Mesilla is a tiny historic town on the National Register of Historic Places, with its historic district managed by the National Park Service. The town instantly transported us back to Mexico. And with good reason—Mesilla originally was part of Mexico when changed hands after the Mexican-American War of 1846. Like typical Mexican towns, Mesilla is built around a central plaza with a church at one end. We walked around the plaza and down some of the adjacent streets. Many of the buildings were constructed of adobe and logs in the classic New Mexican style. The restaurants nearly all served Mexican food and the shops mostly sold Mexican wares and touristy stuff.
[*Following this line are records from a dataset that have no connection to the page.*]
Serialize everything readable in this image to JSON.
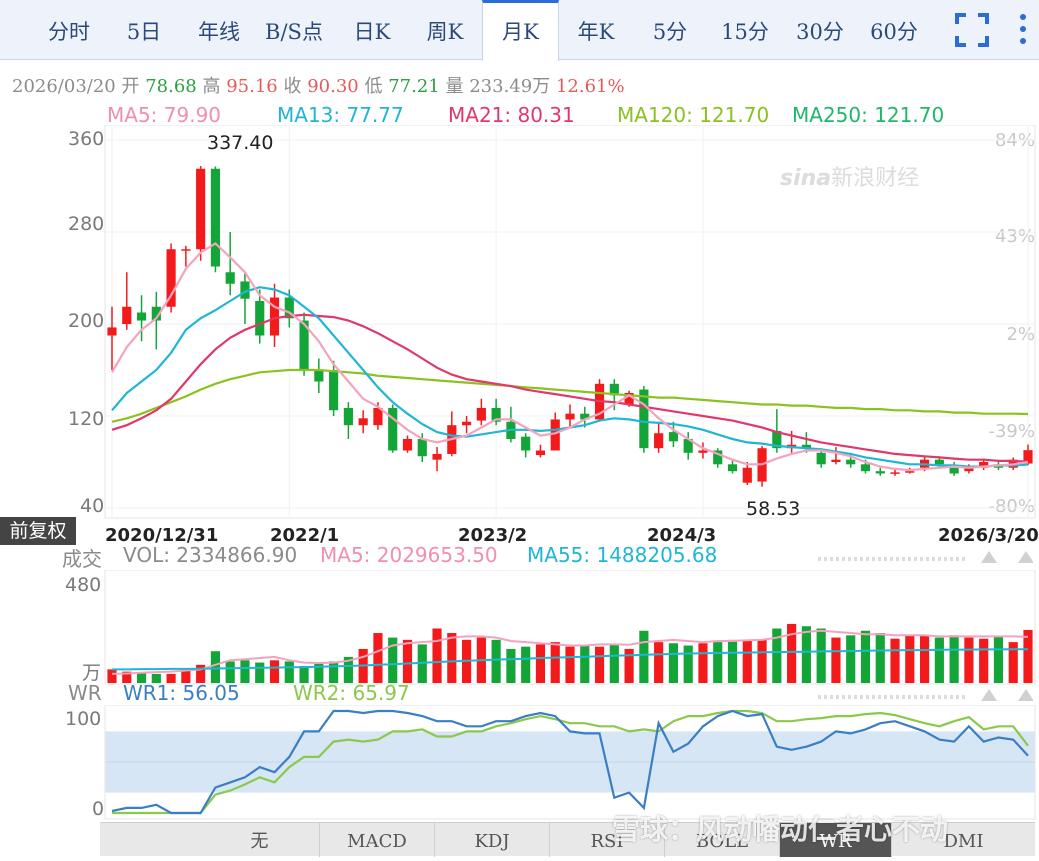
{
  "tabs": [
    "分时",
    "5日",
    "年线",
    "B/S点",
    "日K",
    "周K",
    "月K",
    "年K",
    "5分",
    "15分",
    "30分",
    "60分"
  ],
  "active_tab": "月K",
  "quote": {
    "date": "2026/03/20",
    "open_label": "开",
    "open": "78.68",
    "high_label": "高",
    "high": "95.16",
    "close_label": "收",
    "close": "90.30",
    "low_label": "低",
    "low": "77.21",
    "vol_label": "量",
    "vol": "233.49万",
    "change": "12.61%"
  },
  "ma_legend": [
    {
      "text": "MA5: 79.90",
      "color": "#f08fb0"
    },
    {
      "text": "MA13: 77.77",
      "color": "#1fb6d6"
    },
    {
      "text": "MA21: 80.31",
      "color": "#e0386a"
    },
    {
      "text": "MA120: 121.70",
      "color": "#8cc11f"
    },
    {
      "text": "MA250: 121.70",
      "color": "#1fb86a"
    }
  ],
  "price_axis": [
    "360",
    "280",
    "200",
    "120",
    "40"
  ],
  "pct_axis": [
    "84%",
    "43%",
    "2%",
    "-39%",
    "-80%"
  ],
  "date_axis": [
    "2020/12/31",
    "2022/1",
    "2023/2",
    "2024/3",
    "2026/3/20"
  ],
  "annotations": {
    "max": "337.40",
    "min": "58.53"
  },
  "fuquan": "前复权",
  "volume": {
    "label": "成交",
    "vol": "VOL: 2334866.90",
    "ma5": "MA5: 2029653.50",
    "ma55": "MA55: 1488205.68",
    "axis_top": "480",
    "unit": "万"
  },
  "wr": {
    "label": "WR",
    "wr1": "WR1: 56.05",
    "wr2": "WR2: 65.97",
    "axis_top": "100",
    "axis_bottom": "0"
  },
  "bottom_tabs": [
    "无",
    "MACD",
    "KDJ",
    "RSI",
    "BOLL",
    "WR",
    "DMI"
  ],
  "active_bottom_tab": "WR",
  "watermark": "雪球：风动幡动仁者心不动",
  "logo_text": "新浪财经",
  "colors": {
    "up": "#f21a1a",
    "down": "#13a538",
    "band": "#d6e6f5"
  },
  "chart_data": {
    "type": "candlestick",
    "period": "monthly",
    "ylim": [
      40,
      360
    ],
    "candles": [
      {
        "o": 190,
        "c": 197,
        "h": 215,
        "l": 160
      },
      {
        "o": 200,
        "c": 215,
        "h": 245,
        "l": 195
      },
      {
        "o": 210,
        "c": 203,
        "h": 225,
        "l": 185
      },
      {
        "o": 215,
        "c": 203,
        "h": 228,
        "l": 178
      },
      {
        "o": 215,
        "c": 265,
        "h": 270,
        "l": 210
      },
      {
        "o": 265,
        "c": 265,
        "h": 268,
        "l": 250
      },
      {
        "o": 265,
        "c": 335,
        "h": 337.4,
        "l": 255
      },
      {
        "o": 335,
        "c": 250,
        "h": 337,
        "l": 245
      },
      {
        "o": 245,
        "c": 235,
        "h": 280,
        "l": 225
      },
      {
        "o": 237,
        "c": 222,
        "h": 245,
        "l": 200
      },
      {
        "o": 220,
        "c": 190,
        "h": 230,
        "l": 183
      },
      {
        "o": 190,
        "c": 223,
        "h": 235,
        "l": 180
      },
      {
        "o": 223,
        "c": 205,
        "h": 230,
        "l": 197
      },
      {
        "o": 203,
        "c": 160,
        "h": 210,
        "l": 155
      },
      {
        "o": 160,
        "c": 150,
        "h": 170,
        "l": 140
      },
      {
        "o": 160,
        "c": 125,
        "h": 168,
        "l": 120
      },
      {
        "o": 127,
        "c": 112,
        "h": 132,
        "l": 100
      },
      {
        "o": 112,
        "c": 118,
        "h": 125,
        "l": 105
      },
      {
        "o": 112,
        "c": 127,
        "h": 132,
        "l": 108
      },
      {
        "o": 127,
        "c": 90,
        "h": 130,
        "l": 88
      },
      {
        "o": 90,
        "c": 100,
        "h": 103,
        "l": 88
      },
      {
        "o": 100,
        "c": 85,
        "h": 105,
        "l": 80
      },
      {
        "o": 82,
        "c": 87,
        "h": 93,
        "l": 72
      },
      {
        "o": 87,
        "c": 112,
        "h": 124,
        "l": 85
      },
      {
        "o": 112,
        "c": 115,
        "h": 120,
        "l": 105
      },
      {
        "o": 116,
        "c": 127,
        "h": 135,
        "l": 112
      },
      {
        "o": 127,
        "c": 115,
        "h": 135,
        "l": 112
      },
      {
        "o": 115,
        "c": 100,
        "h": 128,
        "l": 97
      },
      {
        "o": 102,
        "c": 90,
        "h": 105,
        "l": 84
      },
      {
        "o": 86,
        "c": 90,
        "h": 95,
        "l": 84
      },
      {
        "o": 90,
        "c": 117,
        "h": 123,
        "l": 90
      },
      {
        "o": 117,
        "c": 122,
        "h": 130,
        "l": 110
      },
      {
        "o": 122,
        "c": 117,
        "h": 128,
        "l": 110
      },
      {
        "o": 117,
        "c": 148,
        "h": 152,
        "l": 115
      },
      {
        "o": 148,
        "c": 138,
        "h": 152,
        "l": 125
      },
      {
        "o": 130,
        "c": 140,
        "h": 142,
        "l": 128
      },
      {
        "o": 143,
        "c": 92,
        "h": 146,
        "l": 88
      },
      {
        "o": 92,
        "c": 105,
        "h": 115,
        "l": 88
      },
      {
        "o": 106,
        "c": 98,
        "h": 115,
        "l": 93
      },
      {
        "o": 100,
        "c": 88,
        "h": 106,
        "l": 82
      },
      {
        "o": 88,
        "c": 90,
        "h": 97,
        "l": 83
      },
      {
        "o": 90,
        "c": 78,
        "h": 92,
        "l": 75
      },
      {
        "o": 78,
        "c": 72,
        "h": 82,
        "l": 70
      },
      {
        "o": 62,
        "c": 75,
        "h": 80,
        "l": 60
      },
      {
        "o": 63,
        "c": 92,
        "h": 94,
        "l": 58.53
      },
      {
        "o": 107,
        "c": 92,
        "h": 126,
        "l": 88
      },
      {
        "o": 92,
        "c": 95,
        "h": 107,
        "l": 88
      },
      {
        "o": 95,
        "c": 92,
        "h": 106,
        "l": 88
      },
      {
        "o": 88,
        "c": 78,
        "h": 92,
        "l": 75
      },
      {
        "o": 80,
        "c": 82,
        "h": 93,
        "l": 78
      },
      {
        "o": 82,
        "c": 78,
        "h": 88,
        "l": 75
      },
      {
        "o": 78,
        "c": 72,
        "h": 82,
        "l": 70
      },
      {
        "o": 72,
        "c": 70,
        "h": 75,
        "l": 68
      },
      {
        "o": 70,
        "c": 71,
        "h": 74,
        "l": 68
      },
      {
        "o": 72,
        "c": 72,
        "h": 75,
        "l": 70
      },
      {
        "o": 75,
        "c": 82,
        "h": 85,
        "l": 72
      },
      {
        "o": 82,
        "c": 78,
        "h": 85,
        "l": 75
      },
      {
        "o": 75,
        "c": 70,
        "h": 80,
        "l": 68
      },
      {
        "o": 72,
        "c": 75,
        "h": 78,
        "l": 70
      },
      {
        "o": 75,
        "c": 80,
        "h": 83,
        "l": 73
      },
      {
        "o": 78,
        "c": 75,
        "h": 82,
        "l": 73
      },
      {
        "o": 75,
        "c": 82,
        "h": 84,
        "l": 73
      },
      {
        "o": 78.68,
        "c": 90.3,
        "h": 95.16,
        "l": 77.21
      }
    ],
    "ma5": [
      158,
      180,
      195,
      205,
      225,
      248,
      262,
      270,
      258,
      245,
      225,
      215,
      210,
      200,
      185,
      165,
      150,
      135,
      128,
      118,
      108,
      100,
      97,
      100,
      103,
      110,
      117,
      117,
      110,
      103,
      105,
      110,
      117,
      122,
      130,
      138,
      130,
      118,
      108,
      100,
      92,
      87,
      82,
      78,
      78,
      83,
      87,
      90,
      90,
      88,
      85,
      80,
      76,
      74,
      73,
      74,
      75,
      76,
      75,
      76,
      77,
      78,
      79.9
    ],
    "ma13": [
      125,
      140,
      150,
      160,
      175,
      195,
      205,
      212,
      220,
      228,
      232,
      230,
      225,
      215,
      205,
      190,
      175,
      160,
      145,
      132,
      122,
      113,
      106,
      103,
      102,
      104,
      106,
      108,
      108,
      107,
      108,
      110,
      112,
      116,
      118,
      117,
      115,
      114,
      113,
      111,
      108,
      104,
      100,
      97,
      96,
      94,
      93,
      92,
      91,
      89,
      87,
      84,
      82,
      80,
      78,
      78,
      77,
      77,
      76,
      76,
      77,
      77,
      77.8
    ],
    "ma21": [
      108,
      112,
      118,
      125,
      135,
      150,
      165,
      178,
      188,
      195,
      200,
      205,
      207,
      208,
      207,
      206,
      203,
      198,
      192,
      185,
      178,
      170,
      162,
      156,
      152,
      150,
      148,
      146,
      143,
      141,
      139,
      137,
      135,
      133,
      132,
      130,
      128,
      126,
      124,
      122,
      120,
      118,
      116,
      113,
      110,
      106,
      103,
      100,
      97,
      95,
      93,
      91,
      89,
      87,
      86,
      85,
      84,
      83,
      82,
      82,
      81,
      81,
      80.3
    ],
    "ma120": [
      115,
      118,
      122,
      127,
      132,
      137,
      143,
      148,
      152,
      155,
      158,
      159,
      160,
      160,
      160,
      159,
      158,
      157,
      155,
      154,
      153,
      152,
      151,
      150,
      149,
      148,
      147,
      146,
      145,
      144,
      143,
      142,
      141,
      140,
      139,
      138,
      137,
      136,
      136,
      135,
      134,
      133,
      132,
      131,
      130,
      130,
      129,
      129,
      128,
      127,
      127,
      126,
      126,
      125,
      125,
      124,
      124,
      123,
      123,
      122,
      122,
      122,
      121.7
    ],
    "volume_unit": "万",
    "volume_ylim": [
      0,
      480
    ],
    "volume": [
      60,
      50,
      45,
      40,
      40,
      60,
      80,
      140,
      95,
      100,
      90,
      100,
      95,
      75,
      85,
      95,
      115,
      150,
      220,
      200,
      190,
      170,
      240,
      220,
      190,
      200,
      190,
      150,
      160,
      170,
      180,
      160,
      165,
      160,
      170,
      150,
      230,
      180,
      175,
      165,
      175,
      180,
      190,
      190,
      190,
      240,
      260,
      250,
      240,
      200,
      210,
      230,
      220,
      195,
      210,
      210,
      200,
      210,
      200,
      195,
      205,
      180,
      233.49
    ],
    "vol_ma5": [
      40,
      42,
      45,
      48,
      50,
      55,
      60,
      80,
      100,
      105,
      110,
      115,
      100,
      90,
      88,
      90,
      98,
      115,
      140,
      165,
      175,
      180,
      185,
      200,
      205,
      205,
      200,
      185,
      180,
      175,
      170,
      165,
      165,
      170,
      170,
      168,
      180,
      185,
      190,
      185,
      180,
      185,
      185,
      188,
      190,
      200,
      215,
      225,
      230,
      225,
      220,
      215,
      215,
      210,
      210,
      210,
      205,
      205,
      205,
      205,
      205,
      205,
      203
    ],
    "vol_ma55": [
      60,
      60,
      61,
      61,
      62,
      62,
      63,
      64,
      65,
      66,
      67,
      68,
      69,
      70,
      72,
      73,
      75,
      77,
      80,
      83,
      86,
      89,
      92,
      95,
      98,
      100,
      103,
      105,
      107,
      110,
      112,
      114,
      116,
      118,
      120,
      122,
      124,
      126,
      128,
      130,
      131,
      132,
      133,
      134,
      135,
      136,
      137,
      138,
      139,
      140,
      141,
      142,
      143,
      144,
      145,
      145,
      146,
      147,
      147,
      148,
      148,
      149,
      149
    ],
    "wr_ylim": [
      0,
      100
    ],
    "wr1": [
      2,
      5,
      5,
      8,
      0,
      0,
      0,
      25,
      30,
      35,
      45,
      40,
      55,
      80,
      80,
      100,
      100,
      98,
      100,
      100,
      98,
      95,
      90,
      90,
      85,
      85,
      90,
      90,
      95,
      98,
      95,
      80,
      78,
      78,
      15,
      20,
      5,
      88,
      60,
      68,
      85,
      95,
      100,
      95,
      97,
      65,
      62,
      65,
      70,
      80,
      78,
      82,
      88,
      90,
      85,
      80,
      72,
      70,
      85,
      70,
      74,
      72,
      56.05
    ],
    "wr2": [
      0,
      0,
      0,
      0,
      0,
      0,
      0,
      18,
      22,
      28,
      35,
      30,
      45,
      55,
      55,
      70,
      72,
      70,
      72,
      80,
      80,
      82,
      75,
      75,
      80,
      80,
      85,
      88,
      92,
      95,
      92,
      88,
      88,
      85,
      85,
      80,
      82,
      80,
      90,
      95,
      95,
      98,
      100,
      100,
      98,
      90,
      90,
      92,
      93,
      95,
      95,
      97,
      98,
      96,
      92,
      88,
      85,
      90,
      94,
      82,
      85,
      85,
      65.97
    ]
  }
}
It was mid-afternoon when we left Mesilla and began driving east toward White Sands National Park, about an hour away. Ever the photographer, Susan didn’t want to get there until the morning when the light strikes the sand dunes just so. We decided to let the rest of the day unfold organically.
As we drove east toward White Sands National Park, we could see the dramatic granite pinnacles of the Organ Mountains towering ahead of us. While I drove closer to them, Susan looked online on her phone and discovered we were near the entrance to the recently established Organ Mountain Desert Peaks National Monument.
I made a quick turn off the highway and ten minutes later we were at the Monument and hiking up a moderate trail with both natural beauty and historic interest.
About midway up the Dripping Springs Trail, we spotted an oryx grazing nearby and we did a double take. Oryx are native only to the Kalahari Desert but, as we later learned, about 100 oryx were introduced into the wild in New Mexico in the late 60’s and early 70’s. The idea was to provide exotic big game hunting opportunities. Oryx took well to their new environment and the original oryx multiplied into the thousands. As all too often occurs when non-native species are introduced, the oryx are now problematic. Though hunters have killed about 5,000 of them, an equal number still roam the area and have been found as far away as Texas. They’re hearty animals and have outcompeted native wildlife for the desert’s sparse food resources.
The trail follows an old stagecoach road up to what used to be a resort. After about two miles of hiking, we came upon the decaying structures of what was once an exclusive retreat by a spring at the foot of the mountains. In the late 1880s, Colonel Van Patten homesteaded at the spring and built the resort with a hotel and restaurant tucked in the mountains. Some stone buildings remain as well as a dam used to collect water for the resort. We explored the decaying buildings before turning back when we saw more rain clouds heading our way.
We hadn’t driven far before all traffic stopped for a U.S. Border Patrol Check Point, complete with two banks of a dozen cameras and sensors that scanned every vehicle before an agent peered into each one, asking a few questions. I wondered if they would ask us to open the roof top carrier, which was just big enough for a small person to fit inside, but they didn’t (and couldn’t because of the Fourth Amendment, according to my lawyer sitting next to me).
Soon, we began looking for a place to sleep for the night. Some of the land surrounding the Organ Mountain Monument was BLM, so we could camp there, but it was flat and boring. We continued in the direction of White Sands National Park, about a half hour away. Our plan was to go to the park at daybreak the next morning and we hoped to find something that wouldn’t be too far from there. No more BLM land was near, but the map revealed that the Lincoln National Forest was just a few miles past the park.
Just after we began climbing into the mountains we spotted a dirt road off the highway, then another single lane road that followed a very narrow ridge that was barely wide enough for the road. It climbed and, after a mile or so, it widened a few more feet and we both knew it was a perfect place to camp. The mountains were in front of us and the valley was behind us and the ridge gave us commanding 360 degree views.
As we ate dinner in the truck, storm clouds rolled over us, rocking the truck with sudden 30 mph winds and spitting rain. We were glad to be in a heavy vehicle while the wind blew across the ridge for hours and we drifted off to sleep.